When applying for Social security Disability, the severity of your disabling condition and its impact on your daily activities is often more important than which illness or injury you have. This is particularly true with respiratory problems.
How to Qualify for Social Security Disability Benefits
On the one hand, the Social Security Administration’s standards for total disability are fairly constant regardless of what kind of disability you have.
Namely, to qualify for total, long-term disability and Social Security Disability benefits, you must be deemed incapable of performing any work which you have performed before; incapable of adjusting to any other kind of work which is available to people of your education level; and suffering from a disability which is expected to last more than a year or end in your death and meet the Blue Book listing.

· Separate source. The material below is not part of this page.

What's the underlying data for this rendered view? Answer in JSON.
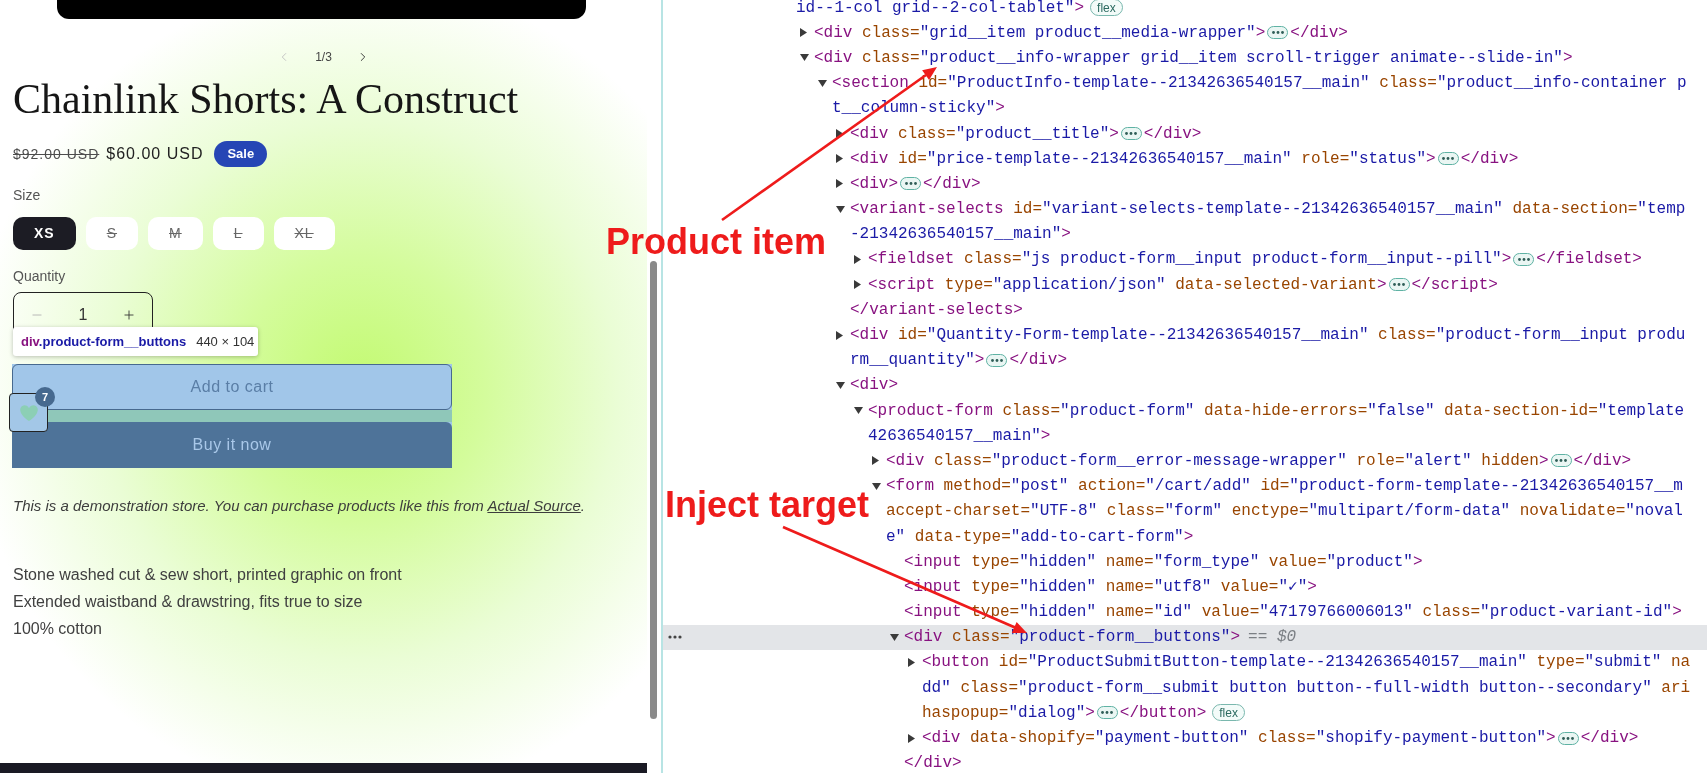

Respiratory problems may qualify for Social Security disability benefits as they fall under the same broad guidelines as any other potential disability.
On the other hand, respiratory diseases often take considerably longer to establish as total disability than other disabling problems. Generally speaking, you will need to document your respiratory problems and how they have affected your ability to work for at least a year.
Ideally, you should do this with your doctor’s help. To qualify for Social Security Disability, in most cases, you will need to be under a physician’s care and demonstrate that you are still incapable of performing meaningful work after you have followed your doctor’s instructions regarding your respiratory problems for at least a year.
Types of Conditions that Qualify
Some respiratory problems which are typically considered for Social Security Disability and have specific SSA guidelines include:
- Asthma. To qualify for Social Security Disability due to having asthma, you must demonstrate that it affects your daily activities and ability to perform work. In order to be considered a potential total disability, you must have attacks at least once every two months (six per year) which necessitate a doctor’s treatment. Asthma attacks which require hospitalization count as two attacks, which are less serious.
- Emphysema. Applicants with emphysema have damaged lung tissue. The most common symptom is a chronic cough. Often, though not always, emphysema is caused by smoking cigarettes. In order to qualify for Social Security Disability with emphysema, you will need to demonstrate that you are following your doctor’s instructions (this will usually mean giving up cigarettes) and fully participating in any treatment and medication prescribed.
- Restrictive Lung Disease. This disease prevents your lungs from properly ventilating and exchanging gasses. The result is that your blood ends up lacking adequate oxygen. RLD can be caused by viral or bacterial causes, but more often it is caused by inhaling harmful substances such as asbestos or from radiation such as that used to treat many forms of cancer. It can also be a side effect of a number of serious diseases. As with most respiratory problems, you will need to prove that your RLD makes it impossible for you to accomplish any meaningful work.
- Stroke-related respiratory problems. Many who have suffered a stroke face difficulty breathing while they recover. In some cases, the respiratory problems are severe enough to qualify them for Social Security Disability. The SSA relies heavily on lung capacity tests to determine whether your problem is severe enough to warrant Social Security Disability. You will also want to carefully document all instances of shortness of breath and how it impacted your daily activities, along with any other post-stroke related symptoms.
Talk to a Social Security Attorney
If you have a respiratory problem of any type which you believe may qualify you for Social Security Disability, you should start the claims process sooner rather than later because respiratory claims often take a considerable amount of time to substantiate.
You should also consider contacting a Social Security Disability lawyer or advocate to help you with the claims process. They will be able to help you get all of your medical records in order and will give you the best chance to be approved for benefits.